(TASK): Where "scenes" occurs in a line of the entries below, copy that line.

═══ EXERCISE MATERIALS

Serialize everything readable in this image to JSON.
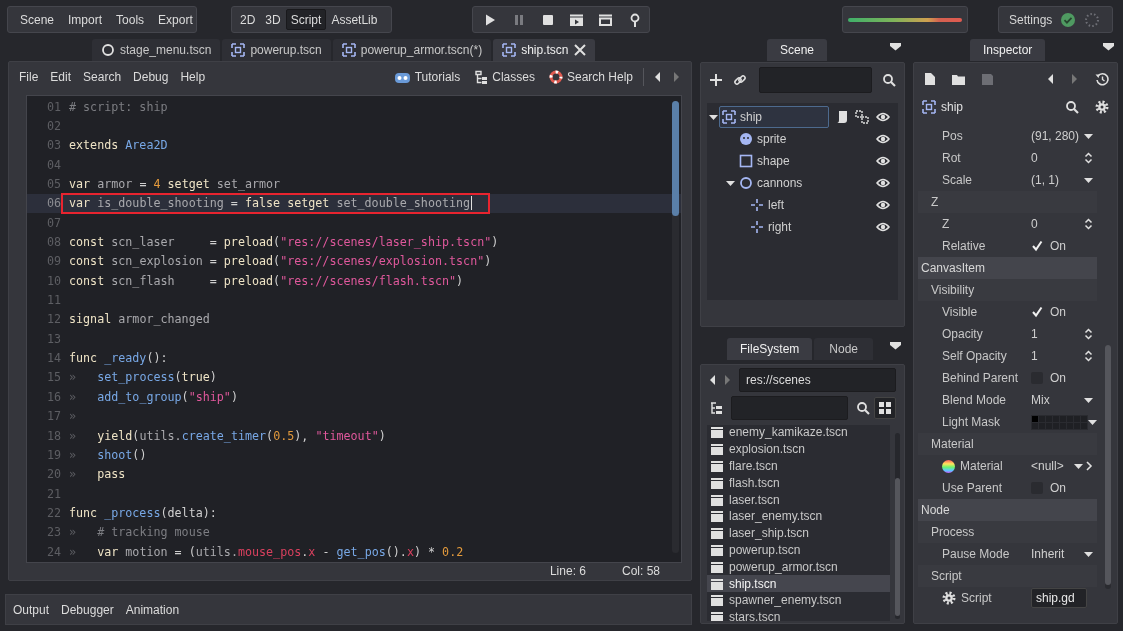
{
  "top_bar": {
    "menus": [
      "Scene",
      "Import",
      "Tools",
      "Export"
    ],
    "workspaces": [
      {
        "label": "2D",
        "selected": false
      },
      {
        "label": "3D",
        "selected": false
      },
      {
        "label": "Script",
        "selected": true
      },
      {
        "label": "AssetLib",
        "selected": false
      }
    ],
    "play_buttons": [
      {
        "kind": "play",
        "disabled": false
      },
      {
        "kind": "pause",
        "disabled": true
      },
      {
        "kind": "stop",
        "disabled": false
      },
      {
        "kind": "play_scene",
        "disabled": false
      },
      {
        "kind": "play_custom",
        "disabled": false
      },
      {
        "kind": "remote",
        "disabled": false
      }
    ],
    "meter": {
      "level": 1
    },
    "settings": "Settings"
  },
  "scene_tabs": [
    {
      "label": "stage_menu.tscn",
      "kind": "node",
      "selected": false
    },
    {
      "label": "powerup.tscn",
      "kind": "area",
      "selected": false
    },
    {
      "label": "powerup_armor.tscn(*)",
      "kind": "area",
      "selected": false
    },
    {
      "label": "ship.tscn",
      "kind": "area",
      "selected": true
    }
  ],
  "script_editor": {
    "menus": [
      "File",
      "Edit",
      "Search",
      "Debug",
      "Help"
    ],
    "help_buttons": [
      {
        "kind": "tutorials",
        "label": "Tutorials"
      },
      {
        "kind": "classes",
        "label": "Classes"
      },
      {
        "kind": "search_help",
        "label": "Search Help"
      }
    ],
    "lines": [
      {
        "number": "01",
        "current": false,
        "marked": false,
        "tokens": [
          {
            "kind": "comment",
            "text": "# script: ship"
          }
        ]
      },
      {
        "number": "02",
        "current": false,
        "marked": false
      },
      {
        "number": "03",
        "current": false,
        "marked": false,
        "tokens": [
          {
            "kind": "keyword",
            "text": "extends "
          },
          {
            "kind": "function",
            "text": "Area2D"
          }
        ]
      },
      {
        "number": "04",
        "current": false,
        "marked": false
      },
      {
        "number": "05",
        "current": false,
        "marked": false,
        "tokens": [
          {
            "kind": "keyword",
            "text": "var "
          },
          {
            "kind": "identifier",
            "text": "armor "
          },
          {
            "kind": "punctuation",
            "text": "= "
          },
          {
            "kind": "number",
            "text": "4"
          },
          {
            "kind": "keyword",
            "text": " setget "
          },
          {
            "kind": "identifier",
            "text": "set_armor"
          }
        ]
      },
      {
        "number": "06",
        "current": true,
        "marked": true,
        "tokens": [
          {
            "kind": "keyword",
            "text": "var "
          },
          {
            "kind": "identifier",
            "text": "is_double_shooting "
          },
          {
            "kind": "punctuation",
            "text": "= "
          },
          {
            "kind": "keyword",
            "text": "false setget "
          },
          {
            "kind": "identifier",
            "text": "set_double_shooting"
          }
        ]
      },
      {
        "number": "07",
        "current": false,
        "marked": false
      },
      {
        "number": "08",
        "current": false,
        "marked": false,
        "tokens": [
          {
            "kind": "keyword",
            "text": "const "
          },
          {
            "kind": "identifier",
            "text": "scn_laser     "
          },
          {
            "kind": "punctuation",
            "text": "= "
          },
          {
            "kind": "keyword",
            "text": "preload"
          },
          {
            "kind": "punctuation",
            "text": "("
          },
          {
            "kind": "string",
            "text": "\"res://scenes/laser_ship.tscn\""
          },
          {
            "kind": "punctuation",
            "text": ")"
          }
        ]
      },
      {
        "number": "09",
        "current": false,
        "marked": false,
        "tokens": [
          {
            "kind": "keyword",
            "text": "const "
          },
          {
            "kind": "identifier",
            "text": "scn_explosion "
          },
          {
            "kind": "punctuation",
            "text": "= "
          },
          {
            "kind": "keyword",
            "text": "preload"
          },
          {
            "kind": "punctuation",
            "text": "("
          },
          {
            "kind": "string",
            "text": "\"res://scenes/explosion.tscn\""
          },
          {
            "kind": "punctuation",
            "text": ")"
          }
        ]
      },
      {
        "number": "10",
        "current": false,
        "marked": false,
        "tokens": [
          {
            "kind": "keyword",
            "text": "const "
          },
          {
            "kind": "identifier",
            "text": "scn_flash     "
          },
          {
            "kind": "punctuation",
            "text": "= "
          },
          {
            "kind": "keyword",
            "text": "preload"
          },
          {
            "kind": "punctuation",
            "text": "("
          },
          {
            "kind": "string",
            "text": "\"res://scenes/flash.tscn\""
          },
          {
            "kind": "punctuation",
            "text": ")"
          }
        ]
      },
      {
        "number": "11",
        "current": false,
        "marked": false
      },
      {
        "number": "12",
        "current": false,
        "marked": false,
        "tokens": [
          {
            "kind": "keyword",
            "text": "signal "
          },
          {
            "kind": "identifier",
            "text": "armor_changed"
          }
        ]
      },
      {
        "number": "13",
        "current": false,
        "marked": false
      },
      {
        "number": "14",
        "current": false,
        "marked": false,
        "tokens": [
          {
            "kind": "keyword",
            "text": "func "
          },
          {
            "kind": "function",
            "text": "_ready"
          },
          {
            "kind": "punctuation",
            "text": "():"
          }
        ]
      },
      {
        "number": "15",
        "current": false,
        "marked": false,
        "tokens": [
          {
            "kind": "indent",
            "text": "»   "
          },
          {
            "kind": "function",
            "text": "set_process"
          },
          {
            "kind": "punctuation",
            "text": "("
          },
          {
            "kind": "keyword",
            "text": "true"
          },
          {
            "kind": "punctuation",
            "text": ")"
          }
        ]
      },
      {
        "number": "16",
        "current": false,
        "marked": false,
        "tokens": [
          {
            "kind": "indent",
            "text": "»   "
          },
          {
            "kind": "function",
            "text": "add_to_group"
          },
          {
            "kind": "punctuation",
            "text": "("
          },
          {
            "kind": "string",
            "text": "\"ship\""
          },
          {
            "kind": "punctuation",
            "text": ")"
          }
        ]
      },
      {
        "number": "17",
        "current": false,
        "marked": false,
        "tokens": [
          {
            "kind": "indent",
            "text": "»"
          }
        ]
      },
      {
        "number": "18",
        "current": false,
        "marked": false,
        "tokens": [
          {
            "kind": "indent",
            "text": "»   "
          },
          {
            "kind": "keyword",
            "text": "yield"
          },
          {
            "kind": "punctuation",
            "text": "("
          },
          {
            "kind": "identifier",
            "text": "utils."
          },
          {
            "kind": "function",
            "text": "create_timer"
          },
          {
            "kind": "punctuation",
            "text": "("
          },
          {
            "kind": "number",
            "text": "0.5"
          },
          {
            "kind": "punctuation",
            "text": "), "
          },
          {
            "kind": "string",
            "text": "\"timeout\""
          },
          {
            "kind": "punctuation",
            "text": ")"
          }
        ]
      },
      {
        "number": "19",
        "current": false,
        "marked": false,
        "tokens": [
          {
            "kind": "indent",
            "text": "»   "
          },
          {
            "kind": "function",
            "text": "shoot"
          },
          {
            "kind": "punctuation",
            "text": "()"
          }
        ]
      },
      {
        "number": "20",
        "current": false,
        "marked": false,
        "tokens": [
          {
            "kind": "indent",
            "text": "»   "
          },
          {
            "kind": "keyword",
            "text": "pass"
          }
        ]
      },
      {
        "number": "21",
        "current": false,
        "marked": false
      },
      {
        "number": "22",
        "current": false,
        "marked": false,
        "tokens": [
          {
            "kind": "keyword",
            "text": "func "
          },
          {
            "kind": "function",
            "text": "_process"
          },
          {
            "kind": "punctuation",
            "text": "(delta):"
          }
        ]
      },
      {
        "number": "23",
        "current": false,
        "marked": false,
        "tokens": [
          {
            "kind": "indent",
            "text": "»   "
          },
          {
            "kind": "comment",
            "text": "# tracking mouse"
          }
        ]
      },
      {
        "number": "24",
        "current": false,
        "marked": false,
        "tokens": [
          {
            "kind": "indent",
            "text": "»   "
          },
          {
            "kind": "keyword",
            "text": "var "
          },
          {
            "kind": "identifier",
            "text": "motion "
          },
          {
            "kind": "punctuation",
            "text": "= ("
          },
          {
            "kind": "identifier",
            "text": "utils."
          },
          {
            "kind": "member",
            "text": "mouse_pos"
          },
          {
            "kind": "punctuation",
            "text": "."
          },
          {
            "kind": "member",
            "text": "x"
          },
          {
            "kind": "punctuation",
            "text": " - "
          },
          {
            "kind": "function",
            "text": "get_pos"
          },
          {
            "kind": "punctuation",
            "text": "()."
          },
          {
            "kind": "member",
            "text": "x"
          },
          {
            "kind": "punctuation",
            "text": ") * "
          },
          {
            "kind": "number",
            "text": "0.2"
          }
        ]
      }
    ],
    "status": {
      "line": "Line: 6",
      "column": "Col: 58"
    }
  },
  "bottom_panel": {
    "tabs": [
      "Output",
      "Debugger",
      "Animation"
    ]
  },
  "scene_dock": {
    "tab": "Scene",
    "tree": [
      {
        "name": "ship",
        "kind": "area",
        "selected": true,
        "expanded": true,
        "children": [
          {
            "name": "sprite",
            "kind": "sprite",
            "selected": false
          },
          {
            "name": "shape",
            "kind": "shape",
            "selected": false
          },
          {
            "name": "cannons",
            "kind": "node2d",
            "selected": false,
            "expanded": true,
            "children": [
              {
                "name": "left",
                "kind": "position",
                "selected": false
              },
              {
                "name": "right",
                "kind": "position",
                "selected": false
              }
            ]
          }
        ]
      }
    ]
  },
  "filesystem_dock": {
    "tabs": [
      {
        "label": "FileSystem",
        "selected": true
      },
      {
        "label": "Node",
        "selected": false
      }
    ],
    "path": "res://scenes",
    "files": [
      {
        "name": "enemy_kamikaze.tscn",
        "selected": false
      },
      {
        "name": "explosion.tscn",
        "selected": false
      },
      {
        "name": "flare.tscn",
        "selected": false
      },
      {
        "name": "flash.tscn",
        "selected": false
      },
      {
        "name": "laser.tscn",
        "selected": false
      },
      {
        "name": "laser_enemy.tscn",
        "selected": false
      },
      {
        "name": "laser_ship.tscn",
        "selected": false
      },
      {
        "name": "powerup.tscn",
        "selected": false
      },
      {
        "name": "powerup_armor.tscn",
        "selected": false
      },
      {
        "name": "ship.tscn",
        "selected": true
      },
      {
        "name": "spawner_enemy.tscn",
        "selected": false
      },
      {
        "name": "stars.tscn",
        "selected": false
      }
    ]
  },
  "inspector": {
    "tab": "Inspector",
    "node": "ship",
    "properties": [
      {
        "kind": "dropdown",
        "label": "Pos",
        "value": "(91, 280)"
      },
      {
        "kind": "spin",
        "label": "Rot",
        "value": "0"
      },
      {
        "kind": "dropdown",
        "label": "Scale",
        "value": "(1, 1)"
      },
      {
        "kind": "group",
        "label": "Z"
      },
      {
        "kind": "spin",
        "label": "Z",
        "value": "0"
      },
      {
        "kind": "check",
        "label": "Relative",
        "checked": true,
        "value": "On"
      },
      {
        "kind": "section",
        "label": "CanvasItem"
      },
      {
        "kind": "group",
        "label": "Visibility"
      },
      {
        "kind": "check",
        "label": "Visible",
        "checked": true,
        "value": "On"
      },
      {
        "kind": "spin",
        "label": "Opacity",
        "value": "1"
      },
      {
        "kind": "spin",
        "label": "Self Opacity",
        "value": "1"
      },
      {
        "kind": "check",
        "label": "Behind Parent",
        "checked": false,
        "value": "On"
      },
      {
        "kind": "dropdown",
        "label": "Blend Mode",
        "value": "Mix"
      },
      {
        "kind": "mask",
        "label": "Light Mask"
      },
      {
        "kind": "group",
        "label": "Material"
      },
      {
        "kind": "resource",
        "label": "Material",
        "value": "<null>"
      },
      {
        "kind": "check",
        "label": "Use Parent",
        "checked": false,
        "value": "On"
      },
      {
        "kind": "section",
        "label": "Node"
      },
      {
        "kind": "group",
        "label": "Process"
      },
      {
        "kind": "dropdown",
        "label": "Pause Mode",
        "value": "Inherit"
      },
      {
        "kind": "group",
        "label": "Script"
      },
      {
        "kind": "script",
        "label": "Script",
        "value": "ship.gd"
      }
    ]
  }
}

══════

(RESPONSE TO THE EXERCISE):
            "text": "\"res://scenes/laser_ship.tscn\""
            "text": "\"res://scenes/explosion.tscn\""
            "text": "\"res://scenes/flash.tscn\""
    "path": "res://scenes",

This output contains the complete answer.